Jenson notoriously claims that God is not only identified by the events of Exodus and Resurrection but identified with them ( Systematic Theology: Volume 1: The Triune God , 59). This has led some to question whether he really believes in the Creator-creature distinction, something that he has called a fundamental axiom of Christian theology. I have to believe that Jenson wouldn’t violate a fundamental axiom in the “conceptual move” that he describes as one on which “the whole argument of the work depends,” and I’ve tried to make sense of his “by” and “with.” Here is another stab.

In his first direct justification of the move in the Systematic Theology , Jenson’s motivations are straightforward: He wants to head off idolatry. As usual, his analysis begins from “normal religion:

In normal religion, “where deity reveals itself is not where it is.” The revealing event or word is a “clue to God” but is not God. But this disjunction between a god and his revelation opens a gap that is the space for idolatry: “the space normal religion leaves between revelation and deity itself is exactly the space across which we make our idolatrous projections. The religious impulse is never satisfied with anything short of deity itself. Thus the revelations of normal religion, which are not deity but only point to us, become the mere occasions and triggers of the religious quest, of a journey to what lies behind them.” In this quest, we “necessarily project deity to our own affirmation or compensation” (59-60). Jenson notes that “The revelation to Israel and the church calls this quest idolatry, the first and fundamental sin” (60).

To this point, Jenson’s argument is analogous to Barth’s assault on modalism: Modalism tries to bypass the revelation of God as Father, Son, and Spirit to get to the true, undifferentiated deity who shows himself under these masks. For Barth, there is no back door; God’s face is God Himself in His revelation. Likewise, Jenson says that “identification with” is necessary to close off that back-door approach to God. We confront God directly in Exodus and Resurrection, the whole “plotted sequence of events that make the narrative of Israel and her Christ” (60). Exodus and Resurrection are not signs; we don’t take them off on our quest to find the living God and test whether the God we happen upon conforms to the symbols. God comes directly to humanity, in real time, and shows Himself. No back door.

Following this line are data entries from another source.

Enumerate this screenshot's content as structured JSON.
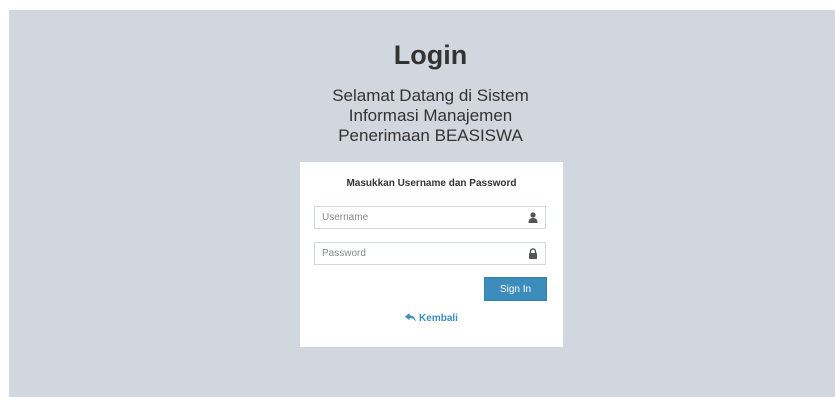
{
  "login": {
    "title": "Login",
    "welcome_lines": [
      "Selamat Datang di Sistem",
      "Informasi Manajemen",
      "Penerimaan BEASISWA"
    ],
    "box_message": "Masukkan Username dan Password",
    "username_placeholder": "Username",
    "password_placeholder": "Password",
    "username_icon": "user-icon",
    "password_icon": "lock-icon",
    "signin_label": "Sign In",
    "back_label": "Kembali",
    "back_icon": "reply-icon"
  },
  "colors": {
    "background": "#d2d6de",
    "box": "#ffffff",
    "primary_button": "#3c8dbc",
    "link": "#3c8dbc"
  }
}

Where Jenson differs from Barth, and where Jenson becomes controversial and confusing, is in the way he describes where God confronts us. Barth would say that there’s no back door because God Himself comes to us in the incarnate Son Jesus. He is the unsurpassable revelation of God; He is wholly identified with God. Jenson is Christocentric, but when he speaks of what is identified with God, he speaks of “the particular plotted sequence of events that make the narrative of Israel and her Christ” - rather than directly of the Person of the incarnate Son. He speaks of a storyline that stretches back to Abraham’s call and is fulfilled in the coming of the Son.

We might put it this way: Jenson thinks that God shows Himself in Christ, but defines Christ not in terms of the incarnate Person as such, but in terms of the story that identifies Christ. Or, to indulge some Jensonspeak, we may imagine such a conversation: Where does God show Himself? In Christ; God wholly identifies Himself with that Person. Who is this Christ to whom you refer? He is the one raised from the dead by the Father, who first brought Israel out of Egypt. God wholly identifies Himself with that Person who is Himself identified by this particular plotted sequence of events. Or, more strongly: God wholly identifies Himself with that Person who is Himself identified with this particular sequence of events.

I suspect too that the by and with distinction sets up the broad sweep of Jenson’s Systematics. In the same context where he elaborate the distinction, he says that “The primal systematic function of trinitarian theology is to identify the theos in ‘theology’” (60). This doesn’t simply mean, I suppose, the sort of identification for which Jenson is famous - theology exists to distinguish the Triune God from the rival claimants to deity that populate the world. That, but also: The purpose of systematic theology is to define what “deity” itself means. And when Jenson finally gets around to this, late in his book, he says that “the one God is an event ” (221), and specifically (following Barth) “the active relation of the triune persons” and this event takes place “among us” as the cross and resurrection of Jesus.The event that God is happens to the triune persons, so that God’s being is “what happens between Jesus and his Father in their Spirit.” And the event that God is happens in the world, so that “God is what happens to Jesus and the world.” Jenson qualifies: “God might have been the God he is without this world to happen to,” but that is a limiting concept, a counterfactual that we can do no more than assert.

So, God is identified with these events because the event that He Himself is happens in time as Exodus and Resurrection.